Shibori Chocolates Tutorial

Pyramid mold

We press the transfer sheets onto the edge. The transfer sheets have been cut to the size of the mold precisely so that they don't go over the edge. We press it down and then scrape off the excess from the sides. We then allow these to set completely.

Shibori Chocolates Tutorial

3 part stone mold

Six: How To Remove Chocolates

Shibori Chocolates Tutorial

Swiss Alps mold

Once these are set you can slightly twist the polycarbonate molds like an ice cube tray. You then give them a firm but gentle whack against the table and they should come out easily. Make sure that if they don't all come out in one go then you whack them down on another part of the table to avoid crushing the existing ones.

Shibori Chocolates Tutorial

Then using cotton gloves place them in boxes. Always store chocolate, colours and cacao butter in a cool, dark, dry place wrapped well and away from strong foreign odours.

Shibori apron and silk chef's jacket by Karmme and Unveiled Couture

How To Make Shibori Chocolates {full video}

So tell me Dear Reader, do you like the shibori pattern? Have you got anything shibori patterned? Which mold did you like best?

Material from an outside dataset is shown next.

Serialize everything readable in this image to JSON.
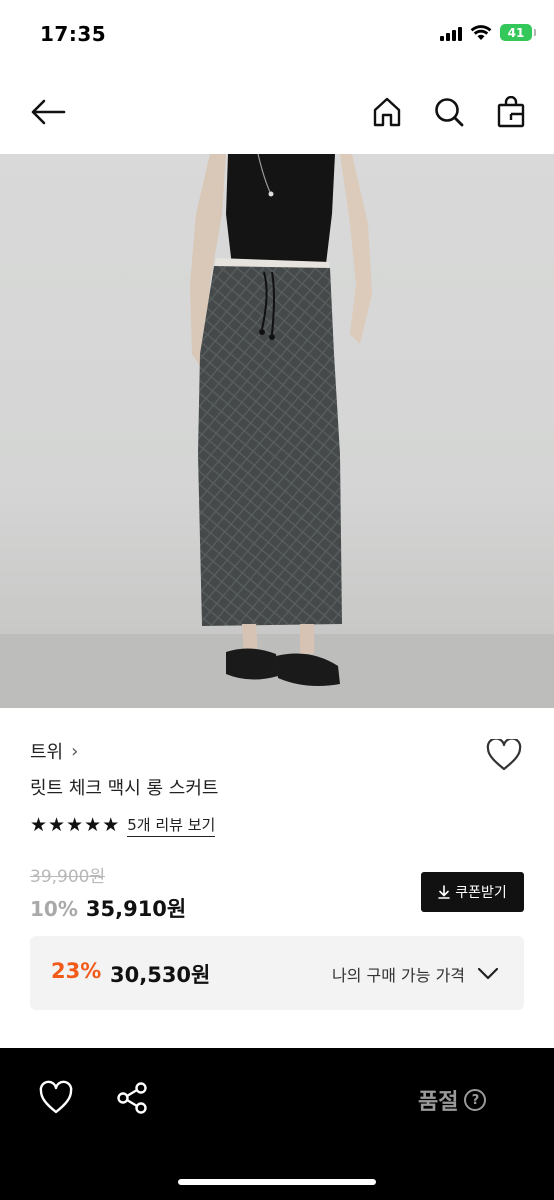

P.S. Check out my Not Quite Nigella Youtube channel for some bonus videos with Jessica on how to make a small piping bag and how to join chocolate halves too!